Nancy Nkoudou (2018 UTRA)
Project Title: Investigating Neural Networks that Mediate Social Risk (Advisor: Oriel FeldmanHall; Cognitive, Linguistic, and Psychological Sciences)
What is your major/concentration?
My declared concentration is Cognitive Neuroscience.
What year will you graduate?
I plan to graduate May of 2020.
Where are you from?
What were your academic interests in high school?
My academic interests in high school surrounded physics and engineering- in fact, my favorite class was PHYSENG, a course that gave students the chance to apply what we learned about classical mechanics and electromagnetism to engineering projects.
What is your favorite activity outside of the classroom?
Currently, my hobbies include (and are not limited to) reading, pilates, biking, talking about music and painting.
Why did you decide to pursue research in brain science?
Science, for me, offers a systematic to address questions I have about the world around me. As organisms inhabiting an environment, I believe it natural and necessary to have a desire to question how and why the universe operates in the way it does.
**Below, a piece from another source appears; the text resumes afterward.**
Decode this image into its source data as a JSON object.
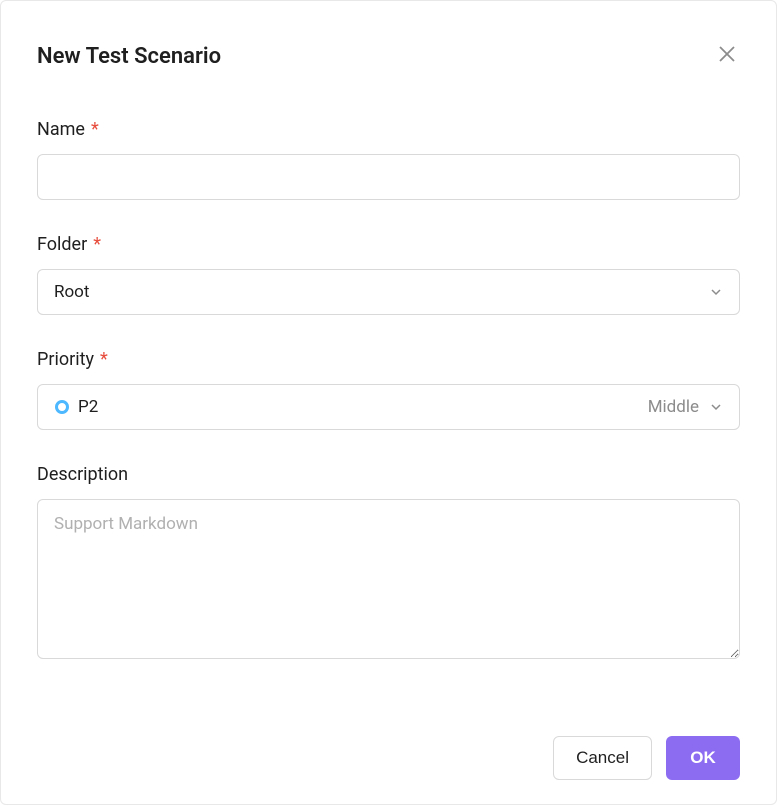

However, as we learn and explore this external space, I find it ironic and quiet intriguing that the we don't fully understand the machine that we are using to explore! So for me, neuroscience is the most beautiful form of science because we are essentially using the machine to explain how the machine itself works.
Can you tell us a little about your project and what you found?
I am an R.A. in the FeldmanHall lab- an Affective Neuroscience lab in the CLPS department. Our lab is interested in the neural basis of social behavior and in this particular study, we were investigating how the neural development of brain systems (ie. cognitive-regulatory and socio-emotional systems) mediate trust behaviors in adolescents and further, the implications for the nature of anxiety pathologies in adolescents. I am working on this project with a graduate student in our lab and the work done this summer primarily focused on preparing for data collection with and piloting the tasks. Our experimental design implements behavioral economic tools (ie. Trust Game, Risk and Ambiguity Task and a Go-No-Go task) to get a quantitative measure of trust attitudes. We hypothesize that adolescents will trust more than adults. Additionally, we expect to find more activity in these socio-emotional networks relative to the cognitive-regulatory in adolescents who have anxiety disorders.
What is your most memorable experience from your training in brain science?
As this is an ongoing project, my favorite part thus far has been the opportunity to teach myself how to code. Technological competency in a time where we are becoming increasingly dependent on computers is vital to keep pace with the advances technology. Therefore, I am grateful for the chance to learn.
What have you learned from this experience that you are applying to other aspects of your Brown degree?
Initially, I have learned that research is a huge commitment that requires a combination of both hard and soft skills. In a research setting where communal effort is necessary to achieve a goal, being able to code a task is just as important as good communication skills. Thus, being in this lab this summer has taught me there several demands that come with research. Related, I have found research takes patience. Thorough planning, several rounds of revision and precise execution requires time and time warrants patience.
What would you like to do after graduating?
After graduating, I plan to continue research for a year abroad followed by medical school.